Tuesday, May 13, 2014

Why is Cardiopulmonary Resuscitation (CPR) Important?

 
This June, in honor of National CPR Week, the American Heart Association is calling on all Americans to learn how to give Hands-Only® CPR by watching a simple one-minute video. Once you have learned CPR, give 5 people you care and love about the same  power you just learned to help  save a life by passing on that knowledge to them to act quickly in a crisis.




Don’t be afraid; your inability to  act cannot help. If you see an unresponsive adult who is not breathing or not breathing normally, call 911 and push hard and fast on the center of the chest.

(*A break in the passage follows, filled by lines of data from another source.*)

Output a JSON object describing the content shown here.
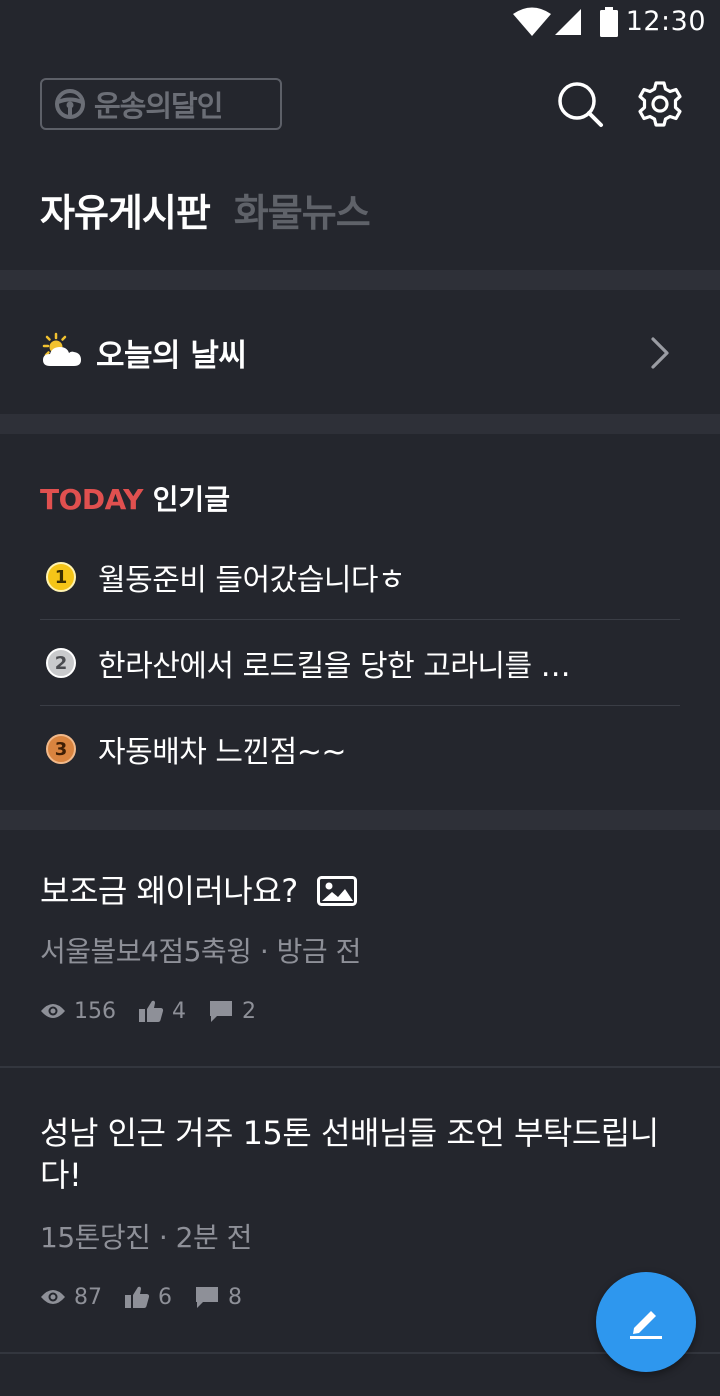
{
  "status_bar": {
    "time": "12:30"
  },
  "header": {
    "logo_text": "운송의달인",
    "search_icon": "search-icon",
    "settings_icon": "gear-icon"
  },
  "tabs": [
    {
      "label": "자유게시판",
      "active": true
    },
    {
      "label": "화물뉴스",
      "active": false
    }
  ],
  "weather": {
    "icon": "partly-sunny-icon",
    "label": "오늘의 날씨"
  },
  "popular": {
    "title_accent": "TODAY",
    "title_rest": "인기글",
    "items": [
      {
        "rank": "1",
        "text": "월동준비 들어갔습니다ㅎ",
        "badge_color": "#f5c518"
      },
      {
        "rank": "2",
        "text": "한라산에서 로드킬을 당한 고라니를 …",
        "badge_color": "#c9cacc"
      },
      {
        "rank": "3",
        "text": "자동배차 느낀점~~",
        "badge_color": "#d9843f"
      }
    ]
  },
  "posts": [
    {
      "title": "보조금 왜이러나요?",
      "has_image": true,
      "author": "서울볼보4점5축윙",
      "time": "방금 전",
      "views": "156",
      "likes": "4",
      "comments": "2"
    },
    {
      "title": "성남 인근 거주 15톤 선배님들 조언 부탁드립니다!",
      "has_image": false,
      "author": "15톤당진",
      "time": "2분 전",
      "views": "87",
      "likes": "6",
      "comments": "8"
    }
  ],
  "fab": {
    "icon": "pencil-icon"
  },
  "colors": {
    "background": "#24262d",
    "section_divider": "#2e3038",
    "accent_red": "#e0504f",
    "fab_blue": "#2e97ee",
    "muted_text": "#8e9098"
  }
}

CRP CertificationWHY LEARN CPR?
Cardiac arrests are more common than you think, and they can happen to anyone at any time.  More than 383,000 out-of-hospital sudden cardiac arrests occur annually, and 88 percent of those cardiac arrests occur at home. Most victims appear healthy with no known heart disease or other risk factors. Sudden cardiac arrest is not the same as a heart attack. Sudden cardiac arrest happens when the electrical impulses in the heart become rapid or chaotic, which will cause the heart to suddenly stop beating. A heart attack occurs when the blood supply to part of the heart muscle is blocked. A heart attack may cause cardiac arrest.

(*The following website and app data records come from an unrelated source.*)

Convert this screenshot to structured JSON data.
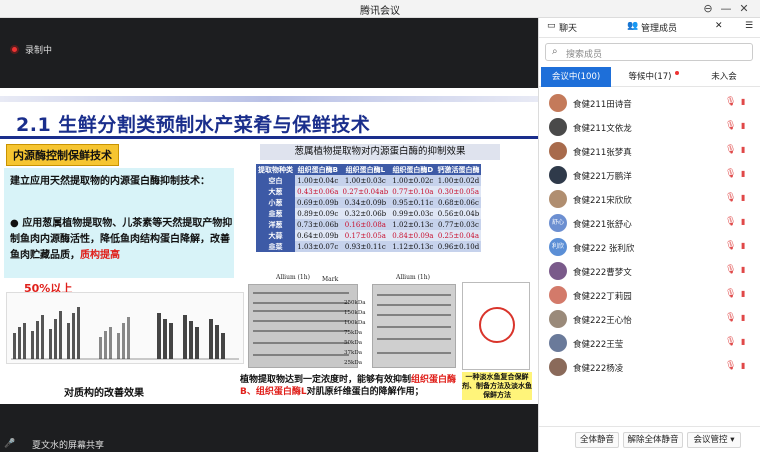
{
  "window": {
    "title": "腾讯会议"
  },
  "recording": {
    "label": "录制中"
  },
  "slide": {
    "title": "2.1 生鲜分割类预制水产菜肴与保鲜技术",
    "badge": "内源酶控制保鲜技术",
    "heading": "建立应用天然提取物的内源蛋白酶抑制技术：",
    "bullet_prefix": "应用葱属植物提取物、儿茶素等天然提取产物抑制鱼肉内源酶活性，降低鱼肉结构蛋白降解，改善鱼肉贮藏品质，",
    "bullet_highlight": "质构提高",
    "percent": "50%以上",
    "table_title": "葱属植物提取物对内源蛋白酶的抑制效果",
    "table": {
      "headers": [
        "提取物种类",
        "组织蛋白酶B",
        "组织蛋白酶L",
        "组织蛋白酶D",
        "钙激活蛋白酶"
      ],
      "rows": [
        [
          "空白",
          "1.00±0.04c",
          "1.00±0.03c",
          "1.00±0.02c",
          "1.00±0.02d"
        ],
        [
          "大葱",
          "0.43±0.06a",
          "0.27±0.04ab",
          "0.77±0.10a",
          "0.30±0.05a"
        ],
        [
          "小葱",
          "0.69±0.09b",
          "0.34±0.09b",
          "0.95±0.11c",
          "0.68±0.06c"
        ],
        [
          "韭葱",
          "0.89±0.09c",
          "0.32±0.06b",
          "0.99±0.03c",
          "0.56±0.04b"
        ],
        [
          "洋葱",
          "0.73±0.06b",
          "0.16±0.08a",
          "1.02±0.13c",
          "0.77±0.03c"
        ],
        [
          "大蒜",
          "0.64±0.09b",
          "0.17±0.05a",
          "0.84±0.09a",
          "0.25±0.04a"
        ],
        [
          "韭菜",
          "1.03±0.07c",
          "0.93±0.11c",
          "1.12±0.13c",
          "0.96±0.10d"
        ]
      ]
    },
    "chart_caption": "对质构的改善效果",
    "gel1_label": "Allium (1h)",
    "gel2_label": "Allium (1h)",
    "gel_markers": [
      "250kDa",
      "150kDa",
      "100kDa",
      "75kDa",
      "50kDa",
      "37kDa",
      "25kDa"
    ],
    "marker_label": "Mark",
    "conclusion_prefix": "植物提取物达到一定浓度时，能够有效抑制",
    "conclusion_hl1": "组织蛋白酶B、组织蛋白酶L",
    "conclusion_suffix": "对肌原纤维蛋白的降解作用；",
    "patent_caption": "一种淡水鱼复合保鲜剂、制备方法及淡水鱼保鲜方法"
  },
  "bottom": {
    "sharer": "夏文水的屏幕共享"
  },
  "panel": {
    "tabs": {
      "chat": "聊天",
      "manage": "管理成员",
      "close": "✕"
    },
    "search_placeholder": "搜索成员",
    "subtabs": {
      "in_meeting": "会议中(100)",
      "waiting": "等候中(17)",
      "not_joined": "未入会"
    },
    "members": [
      {
        "name": "食健211田诗音",
        "avatar": ""
      },
      {
        "name": "食健211文依龙",
        "avatar": ""
      },
      {
        "name": "食健211张梦真",
        "avatar": ""
      },
      {
        "name": "食健221万鹏洋",
        "avatar": ""
      },
      {
        "name": "食健221宋欣欣",
        "avatar": ""
      },
      {
        "name": "食健221张舒心",
        "avatar": "舒心"
      },
      {
        "name": "食健222 张利欣",
        "avatar": "利欣"
      },
      {
        "name": "食健222曹梦文",
        "avatar": ""
      },
      {
        "name": "食健222丁莉园",
        "avatar": ""
      },
      {
        "name": "食健222王心怡",
        "avatar": ""
      },
      {
        "name": "食健222王莹",
        "avatar": ""
      },
      {
        "name": "食健222杨凌",
        "avatar": ""
      }
    ],
    "footer": {
      "mute_all": "全体静音",
      "unmute_all": "解除全体静音",
      "controls": "会议管控 ▾"
    }
  },
  "colors": {
    "accent": "#1e6fd9",
    "slide_title": "#1a2e8c",
    "table_header": "#3d5aa6",
    "highlight": "#e0201b"
  }
}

Sudden Cardiac Arrest? (SCA)
What is an SCA? Sudden Cardiac Arrest (SCA) is a condition in which the heart suddenly and unexpectedly stops beating. If this happens, blood stops flowing to the brain and other vital organs. This is different than a Heart Attack or Myocardial Infarction (MI).  Regretfully, 70 percent of Americans seem to be very uncomfortable during a cardiac emergency because they either do not know how to administer CPR or their training has significantly lapsed. This unforgiving statistic may some day hit close to home, because home is exactly where 88 percent of cardiac arrests occur. Put very simply: The life you save with CPR is mostly likely to be someone you love.


WHO CAN YOU SAVE WITH CPR?
The life you save with CPR is mostly likely to be a loved one. Four out of five cardiac arrests happen at home. Statistically speaking, if called on to administer CPR in an emergency, the life you save is likely to be someone at home: a child, a spouse, a parent or a friend. People with African-American descent are almost twice as likely to experience cardiac arrest at home, work or in another public location than Caucasians, and their survival rates are twice as poor as for Caucasians.

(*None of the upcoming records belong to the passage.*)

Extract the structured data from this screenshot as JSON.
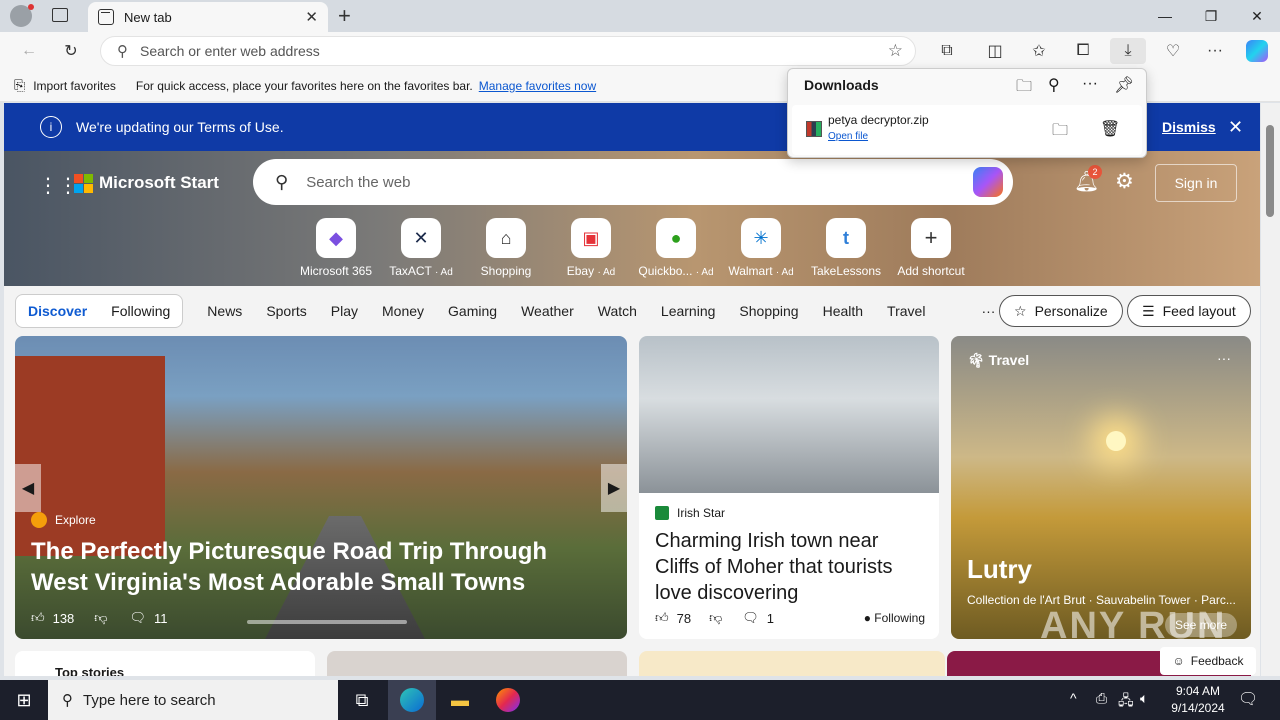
{
  "browser": {
    "tab_title": "New tab",
    "address_placeholder": "Search or enter web address",
    "favorites_import": "Import favorites",
    "favorites_hint": "For quick access, place your favorites here on the favorites bar.",
    "favorites_link": "Manage favorites now"
  },
  "downloads": {
    "title": "Downloads",
    "file_name": "petya decryptor.zip",
    "open_file": "Open file"
  },
  "terms_banner": {
    "message": "We're updating our Terms of Use.",
    "dismiss": "Dismiss"
  },
  "header": {
    "brand": "Microsoft Start",
    "search_placeholder": "Search the web",
    "notification_count": "2",
    "sign_in": "Sign in"
  },
  "quick_links": [
    {
      "label": "Microsoft 365",
      "ad": ""
    },
    {
      "label": "TaxACT",
      "ad": "· Ad"
    },
    {
      "label": "Shopping",
      "ad": ""
    },
    {
      "label": "Ebay",
      "ad": "· Ad"
    },
    {
      "label": "Quickbo...",
      "ad": "· Ad"
    },
    {
      "label": "Walmart",
      "ad": "· Ad"
    },
    {
      "label": "TakeLessons",
      "ad": ""
    },
    {
      "label": "Add shortcut",
      "ad": ""
    }
  ],
  "nav": {
    "discover": "Discover",
    "following": "Following",
    "items": [
      "News",
      "Sports",
      "Play",
      "Money",
      "Gaming",
      "Weather",
      "Watch",
      "Learning",
      "Shopping",
      "Health",
      "Travel"
    ],
    "more": "···",
    "personalize": "Personalize",
    "feed_layout": "Feed layout"
  },
  "main_card": {
    "source": "Explore",
    "title": "The Perfectly Picturesque Road Trip Through West Virginia's Most Adorable Small Towns",
    "likes": "138",
    "comments": "11"
  },
  "irish_card": {
    "source": "Irish Star",
    "title": "Charming Irish town near Cliffs of Moher that tourists love discovering",
    "likes": "78",
    "comments": "1",
    "following": "Following"
  },
  "travel_card": {
    "category": "Travel",
    "title": "Lutry",
    "subtitle": "Collection de l'Art Brut · Sauvabelin Tower · Parc...",
    "see_more": "See more"
  },
  "bottom": {
    "top_stories": "Top stories",
    "feedback": "Feedback"
  },
  "taskbar": {
    "search_placeholder": "Type here to search",
    "time": "9:04 AM",
    "date": "9/14/2024"
  },
  "watermark": "ANY RUN"
}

WHY ACT?
    Failure to act in a cardiac emergency can lead to unnecessary deaths.  High Quality CPR performed by a bystander immediately after sudden cardiac arrest can double or triple a victim’s chance of survival, but only 32 percent of cardiac arrest victims get CPR from a bystander.  Painfully, less than 8% percent of people who suffer cardiac arrest outside the hospital survive.


  
 
What is the Answer?
The American Heart Association trains more than 12 million people in CPR annually, in order to prepare Americans with the skills they need to perform bystander CPR.

SEE A VIDEO, SAVE A LIFE
You can prepare yourself to act in an emergency by simply viewing the Hands-Only® CPR instructional video.  A study published in the March 8 issue of Circulation: Cardiovascular Quality and Outcomes showed that people who view a CPR instructional video are significantly more likely to attempt life-saving resuscitation.  Hands-Only CPR (CPR with just chest compressions) has been proven to be as effective as CPR with breaths in treating adult cardiac arrest victims. The American Heart Association has recommended Hands-Only CPR for adults since 2008.